First to spot the fossil forest was Paul Tudge, a helicopter pilot who has been ferrying Geological Survey scientists to and from remote sites on Axel Heiberg and Ellesmere for years. He had once seen McMillan's fossil forest, and on a flight to Axel Heiberg in July 1985, Tudge recalls, "I saw the same sort of stumps, but many, many of them." He later returned to the site, landed nearby, collected samples and brought them to Basinger, who immediately began planning this summer's expedition. Aided by a grant from the Geological Survey and accompanied by another fossil-forest specialist, Jane Francis, from Australia's University of Adelaide, he spent two weeks in July investigating the ancient forest.

The scientists shoveled away soil covering some of the mummified wood, then used brushes to sweep away the remaining dirt so the roots of the ancient stumps would not be damaged. All told, they excavated a dozen stumps to a depth of three feet, identifying some of the trees as dawn redwoods. This species was once widespread throughout high latitudes in North America, Europe and Asia, but is now nearly extinct, surviving in only a few locations in China.

Basinger found that the forest was indeed dense: the stumps are only about ten paces apart, and some are as much as six feet across. "Along the edge of the hill and up on the crest," he says, "are dozens, maybe hundreds of stumps." Basinger also made "an incredible find" -- up to 19 distinct layers of stumps. "Each layer is a forest that developed, lived for many centuries and was overtaken by floods of sediments that killed the roots," he says. "They must have been killed off relatively quickly for the roots not to decay, and buried deeply enough to exclude oxygen but not so deeply as to turn them into coal. That process repeated and repeated itself over several hundreds of thousands of years."

While continental drift has been relocating other land masses over the past 45 million years, Axel Heiberg Island has remained relatively stationary in its Arctic home. The fact that lush forests could have grown so far north indicates that the climate there was once far more hospitable. In fact, scientists have long known that during the early part of the Tertiary period, which began about 65 million years ago, the entire planet was warmer, probably due to carbon dioxide that spewed into the atmosphere during movements of the earth's crust. The result was a greenhouse effect, in which the excess carbon dioxide, like the windows of a greenhouse, trapped the heat of sunlight.

During that period, the Arctic climate resembled that of Northern California today, with one exception: that far north, the sun never sets in summer and never rises in winter. "How did the trees grow so lushly in five months a year of blackness, without photosynthesis?" McMillan wonders. Francis, now back in Australia with samples of wood, leaves and soil from the island, suggests one possibility: "It may be that they shed their leaves and just stood dormant until it became light again, and then grew like mad."
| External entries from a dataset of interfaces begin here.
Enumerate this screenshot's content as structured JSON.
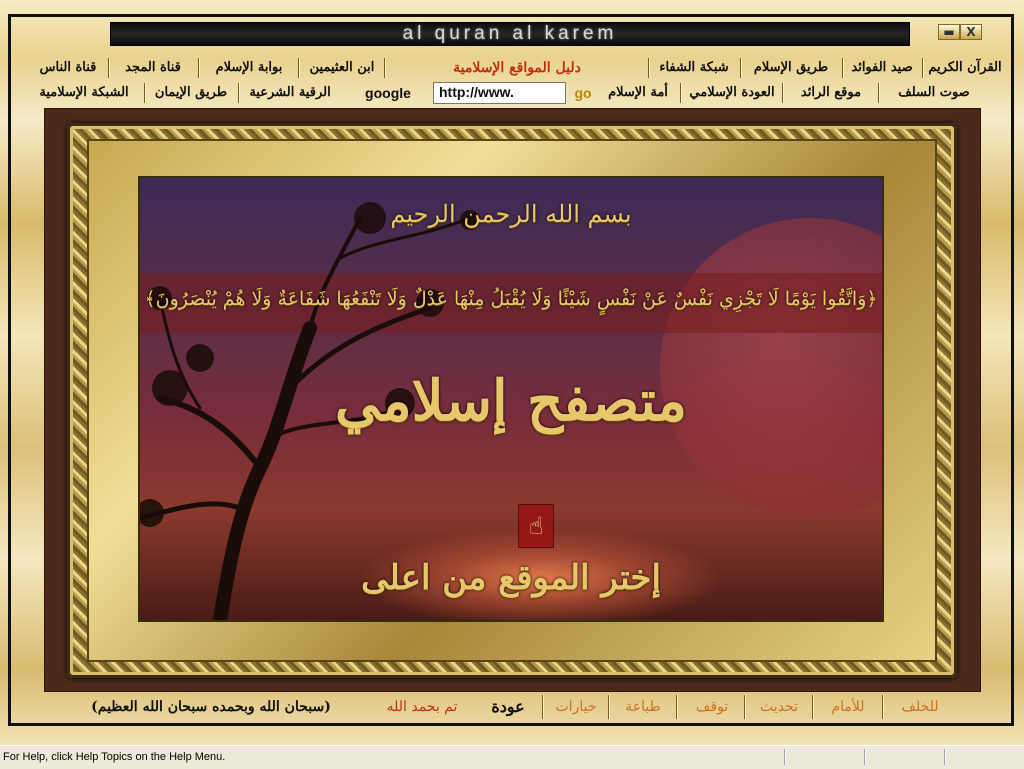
{
  "window": {
    "title": "al quran al karem",
    "minimize": "▬",
    "close": "X"
  },
  "top_links": [
    "القرآن الكريم",
    "صيد الفوائد",
    "طريق الإسلام",
    "شبكة الشفاء",
    "دليل المواقع الإسلامية",
    "ابن العثيمين",
    "بوابة الإسلام",
    "قناة المجد",
    "قناة الناس"
  ],
  "second_links": [
    "صوت السلف",
    "موقع الرائد",
    "العودة الإسلامي",
    "أمة الإسلام",
    "الرقية الشرعية",
    "طريق الإيمان",
    "الشبكة الإسلامية"
  ],
  "address": {
    "value": "http://www.",
    "go_label": "go",
    "search_label": "google"
  },
  "content": {
    "basmala": "بسم الله الرحمن الرحيم",
    "verse": "﴿وَاتَّقُوا يَوْمًا لَا تَجْزِي نَفْسٌ عَنْ نَفْسٍ شَيْئًا وَلَا يُقْبَلُ مِنْهَا عَدْلٌ وَلَا تَنْفَعُهَا شَفَاعَةٌ وَلَا هُمْ يُنْصَرُونَ﴾",
    "app_name": "متصفح إسلامي",
    "instruction": "إختر الموقع من اعلى",
    "hand_icon": "hand-pointer-icon"
  },
  "bottom_bar": {
    "back": "للخلف",
    "forward": "للأمام",
    "refresh": "تحديث",
    "stop": "توقف",
    "print": "طباعة",
    "options": "خيارات",
    "home": "عودة",
    "done": "تم بحمد الله",
    "tasbih": "(سبحان الله وبحمده سبحان الله العظيم)"
  },
  "statusbar": {
    "text": "For Help, click Help Topics on the Help Menu."
  },
  "colors": {
    "gold": "#e8c66a",
    "link_red": "#c03010",
    "bottom_orange": "#d07020"
  }
}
Discovery of the fossil forest may have an economic spin-off. When resins given off by these ancient trees are buried 6,000 ft. underground, according to McMillan, they are eventually converted into very good oil. The resins, he believes, are the major source of oil found in the Beaufort Sea and elsewhere in the Arctic. "The more we know of the climate and vegetation," he says, "the better we'll be able to assess the oil and gas potential there."

But, like Basinger, McMillan is most intrigued by the scientific potential. "There's going to be a generation of work done now in this area," he explains. "When you have so many stumps, when you can see what the forest floor was like, when you have the soil of that time, when you know the angle of the sun giving the months of dark, you have a heck of a lot of facts to work on. We're going to have our fling now."